[Opening Input data section]
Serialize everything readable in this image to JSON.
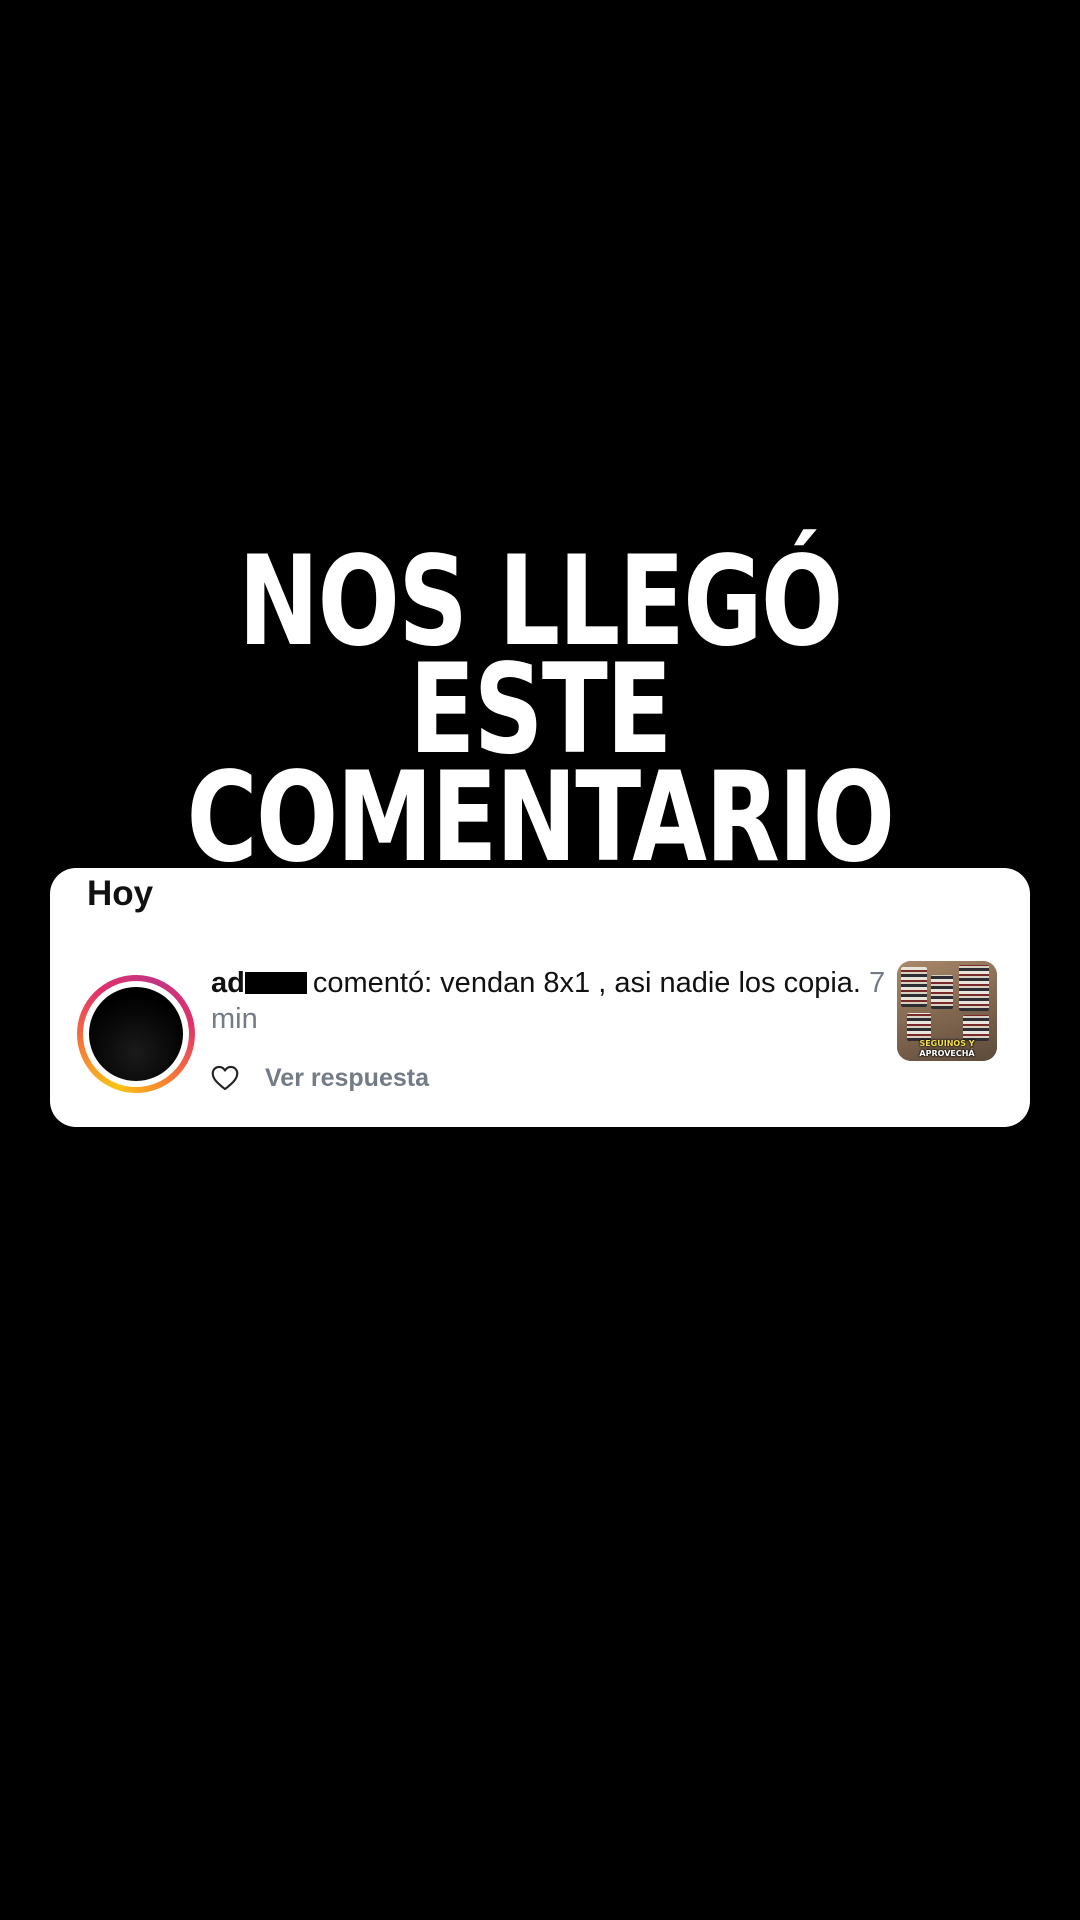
{
  "headline": {
    "line1": "NOS LLEGÓ ESTE",
    "line2": "COMENTARIO"
  },
  "notification": {
    "section_title": "Hoy",
    "username_visible": "ad",
    "comment_text": "comentó: vendan 8x1 , asi nadie los copia.",
    "time": "7 min",
    "reply_label": "Ver respuesta",
    "like_icon": "heart-outline-icon",
    "thumbnail_caption_line1": "SEGUINOS Y",
    "thumbnail_caption_line2": "APROVECHÁ"
  },
  "colors": {
    "background": "#000000",
    "card": "#ffffff",
    "muted_text": "#737b86",
    "story_ring_start": "#f9c513",
    "story_ring_end": "#e1306c"
  }
}
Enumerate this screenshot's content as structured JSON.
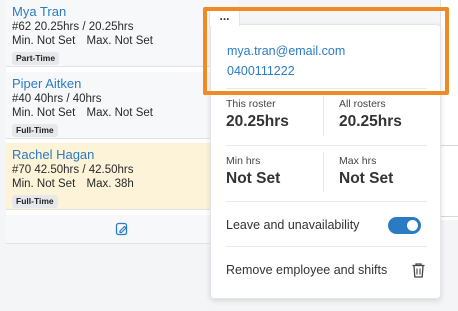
{
  "employees": [
    {
      "name": "Mya Tran",
      "summary": "#62 20.25hrs / 20.25hrs",
      "min": "Min. Not Set",
      "max": "Max. Not Set",
      "badge": "Part-Time"
    },
    {
      "name": "Piper Aitken",
      "summary": "#40 40hrs / 40hrs",
      "min": "Min. Not Set",
      "max": "Max. Not Set",
      "badge": "Full-Time"
    },
    {
      "name": "Rachel Hagan",
      "summary": "#70 42.50hrs / 42.50hrs",
      "min": "Min. Not Set",
      "max": "Max. 38h",
      "badge": "Full-Time"
    }
  ],
  "popover": {
    "more_label": "...",
    "email": "mya.tran@email.com",
    "phone": "0400111222",
    "this_roster_label": "This roster",
    "this_roster_value": "20.25hrs",
    "all_rosters_label": "All rosters",
    "all_rosters_value": "20.25hrs",
    "min_hrs_label": "Min hrs",
    "min_hrs_value": "Not Set",
    "max_hrs_label": "Max hrs",
    "max_hrs_value": "Not Set",
    "leave_label": "Leave and unavailability",
    "leave_enabled": true,
    "remove_label": "Remove employee and shifts"
  },
  "colors": {
    "accent": "#2b7bc4",
    "highlight": "#f08a24",
    "selected_row": "#fdf3d8"
  },
  "icons": [
    "edit-icon",
    "more-icon",
    "trash-icon"
  ]
}
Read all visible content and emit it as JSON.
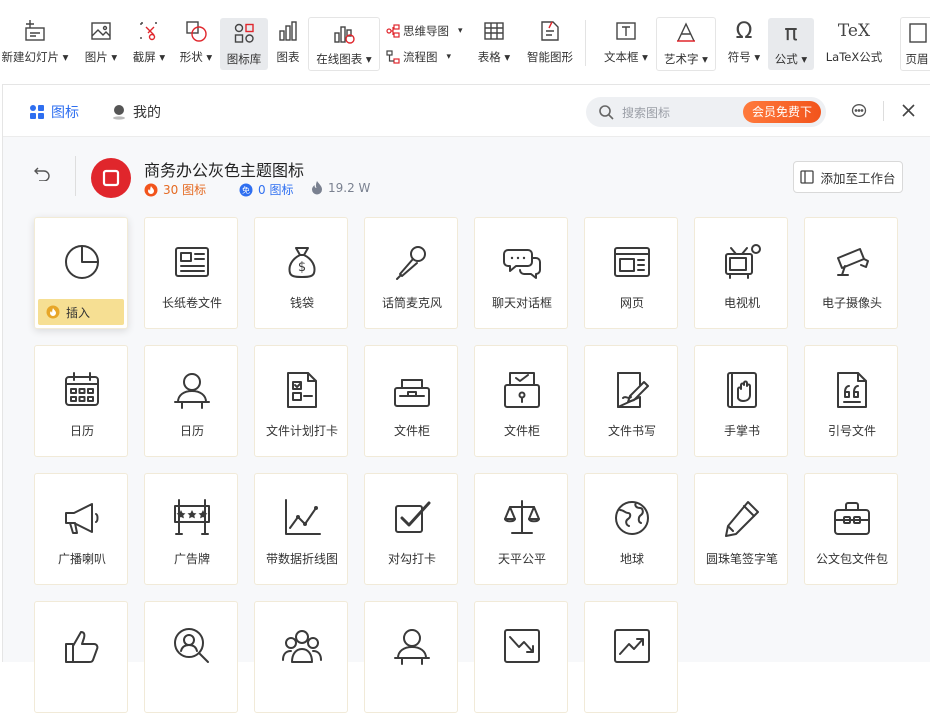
{
  "ribbon": {
    "new_slide": "新建幻灯片",
    "picture": "图片",
    "screenshot": "截屏",
    "shape": "形状",
    "icon_lib": "图标库",
    "chart": "图表",
    "online_chart": "在线图表",
    "mindmap": "思维导图",
    "flowchart": "流程图",
    "table": "表格",
    "smart_shape": "智能图形",
    "textbox": "文本框",
    "wordart": "艺术字",
    "symbol": "符号",
    "formula": "公式",
    "latex": "LaTeX公式",
    "header_footer": "页眉"
  },
  "topbar": {
    "tab_icons": "图标",
    "tab_mine": "我的",
    "search_placeholder": "搜索图标",
    "vip_button": "会员免费下"
  },
  "pack": {
    "title": "商务办公灰色主题图标",
    "count": "30 图标",
    "free": "0 图标",
    "heat": "19.2 W",
    "add_button": "添加至工作台"
  },
  "insert_label": "插入",
  "icons": [
    {
      "label": "",
      "icon": "pie-chart"
    },
    {
      "label": "长纸卷文件",
      "icon": "newspaper"
    },
    {
      "label": "钱袋",
      "icon": "money-bag"
    },
    {
      "label": "话筒麦克风",
      "icon": "microphone"
    },
    {
      "label": "聊天对话框",
      "icon": "chat-bubbles"
    },
    {
      "label": "网页",
      "icon": "webpage"
    },
    {
      "label": "电视机",
      "icon": "television"
    },
    {
      "label": "电子摄像头",
      "icon": "security-camera"
    },
    {
      "label": "日历",
      "icon": "calendar"
    },
    {
      "label": "日历",
      "icon": "person-desk"
    },
    {
      "label": "文件计划打卡",
      "icon": "file-checklist"
    },
    {
      "label": "文件柜",
      "icon": "file-cabinet"
    },
    {
      "label": "文件柜",
      "icon": "file-cabinet-lock"
    },
    {
      "label": "文件书写",
      "icon": "document-writing"
    },
    {
      "label": "手掌书",
      "icon": "hand-book"
    },
    {
      "label": "引号文件",
      "icon": "quote-file"
    },
    {
      "label": "广播喇叭",
      "icon": "megaphone"
    },
    {
      "label": "广告牌",
      "icon": "billboard"
    },
    {
      "label": "带数据折线图",
      "icon": "line-chart"
    },
    {
      "label": "对勾打卡",
      "icon": "checkbox"
    },
    {
      "label": "天平公平",
      "icon": "balance-scale"
    },
    {
      "label": "地球",
      "icon": "globe"
    },
    {
      "label": "圆珠笔签字笔",
      "icon": "pen"
    },
    {
      "label": "公文包文件包",
      "icon": "briefcase"
    },
    {
      "label": "",
      "icon": "thumbs-up"
    },
    {
      "label": "",
      "icon": "search-person"
    },
    {
      "label": "",
      "icon": "group"
    },
    {
      "label": "",
      "icon": "person-desk"
    },
    {
      "label": "",
      "icon": "trend-down"
    },
    {
      "label": "",
      "icon": "trend-up"
    }
  ]
}
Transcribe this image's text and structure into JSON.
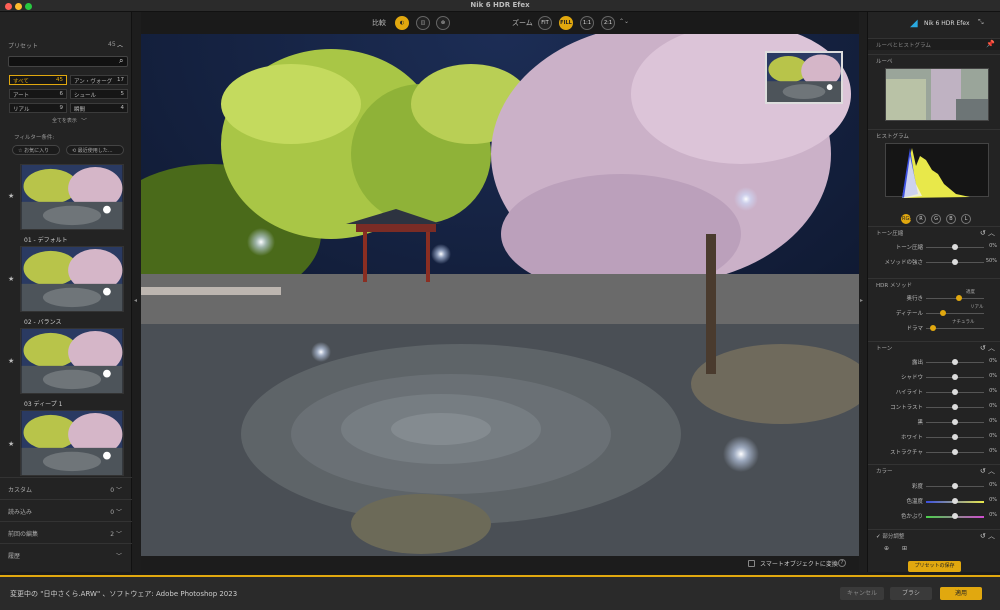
{
  "window": {
    "title": "Nik 6 HDR Efex"
  },
  "left": {
    "presets_label": "プリセット",
    "presets_count": "45",
    "categories": [
      {
        "label": "すべて",
        "count": "45",
        "sel": true
      },
      {
        "label": "アン・ヴォーグ",
        "count": "17"
      },
      {
        "label": "アート",
        "count": "6"
      },
      {
        "label": "シュール",
        "count": "5"
      },
      {
        "label": "リアル",
        "count": "9"
      },
      {
        "label": "瞬間",
        "count": "4"
      }
    ],
    "show_all": "全てを表示",
    "filter_label": "フィルター条件:",
    "favorites": "お気に入り",
    "recent": "最近使用した...",
    "thumbs": [
      {
        "label": "01 - デフォルト"
      },
      {
        "label": "02 - バランス"
      },
      {
        "label": "03 ディープ 1"
      },
      {
        "label": ""
      }
    ],
    "sections": [
      {
        "label": "カスタム",
        "count": "0"
      },
      {
        "label": "読み込み",
        "count": "0"
      },
      {
        "label": "前回の編集",
        "count": "2"
      },
      {
        "label": "履歴",
        "count": ""
      }
    ]
  },
  "topbar": {
    "compare_label": "比較",
    "zoom_label": "ズーム",
    "zoom_options": [
      "FIT",
      "FILL",
      "1:1",
      "2:1"
    ],
    "zoom_selected": "FILL"
  },
  "under": {
    "smart_object": "スマートオブジェクトに変換",
    "help": "?"
  },
  "right": {
    "product": "Nik 6 HDR Efex",
    "loupe_hist": "ルーペとヒストグラム",
    "loupe": "ルーペ",
    "histogram": "ヒストグラム",
    "channels": [
      "RGB",
      "R",
      "G",
      "B",
      "L"
    ],
    "tone_compression": "トーン圧縮",
    "tc_sliders": [
      {
        "label": "トーン圧縮",
        "value": "0%"
      },
      {
        "label": "メソッドの強さ",
        "value": "50%"
      }
    ],
    "hdr_method": "HDR メソッド",
    "hdr_sliders": [
      {
        "label": "奥行き",
        "note": "適度"
      },
      {
        "label": "ディテール",
        "note": "リアル"
      },
      {
        "label": "ドラマ",
        "note": "ナチュラル"
      }
    ],
    "tone": "トーン",
    "tone_sliders": [
      {
        "label": "露出",
        "value": "0%"
      },
      {
        "label": "シャドウ",
        "value": "0%"
      },
      {
        "label": "ハイライト",
        "value": "0%"
      },
      {
        "label": "コントラスト",
        "value": "0%"
      },
      {
        "label": "黒",
        "value": "0%"
      },
      {
        "label": "ホワイト",
        "value": "0%"
      },
      {
        "label": "ストラクチャ",
        "value": "0%"
      }
    ],
    "color": "カラー",
    "color_sliders": [
      {
        "label": "彩度",
        "value": "0%"
      },
      {
        "label": "色温度",
        "value": "0%"
      },
      {
        "label": "色かぶり",
        "value": "0%"
      }
    ],
    "local": "部分調整",
    "save_preset": "プリセットの保存"
  },
  "bottom": {
    "status": "変更中の \"日中さくら.ARW\" 、ソフトウェア: Adobe Photoshop 2023",
    "cancel": "キャンセル",
    "brush": "ブラシ",
    "apply": "適用"
  },
  "colors": {
    "accent": "#e1a80f"
  }
}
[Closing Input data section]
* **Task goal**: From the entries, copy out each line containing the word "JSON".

* **Reply**:
Serialize everything readable in this image to JSON.
Enumerate this screenshot's content as structured JSON.
Read all visible content and emit it as JSON.
Transcribe this image's text and structure into JSON.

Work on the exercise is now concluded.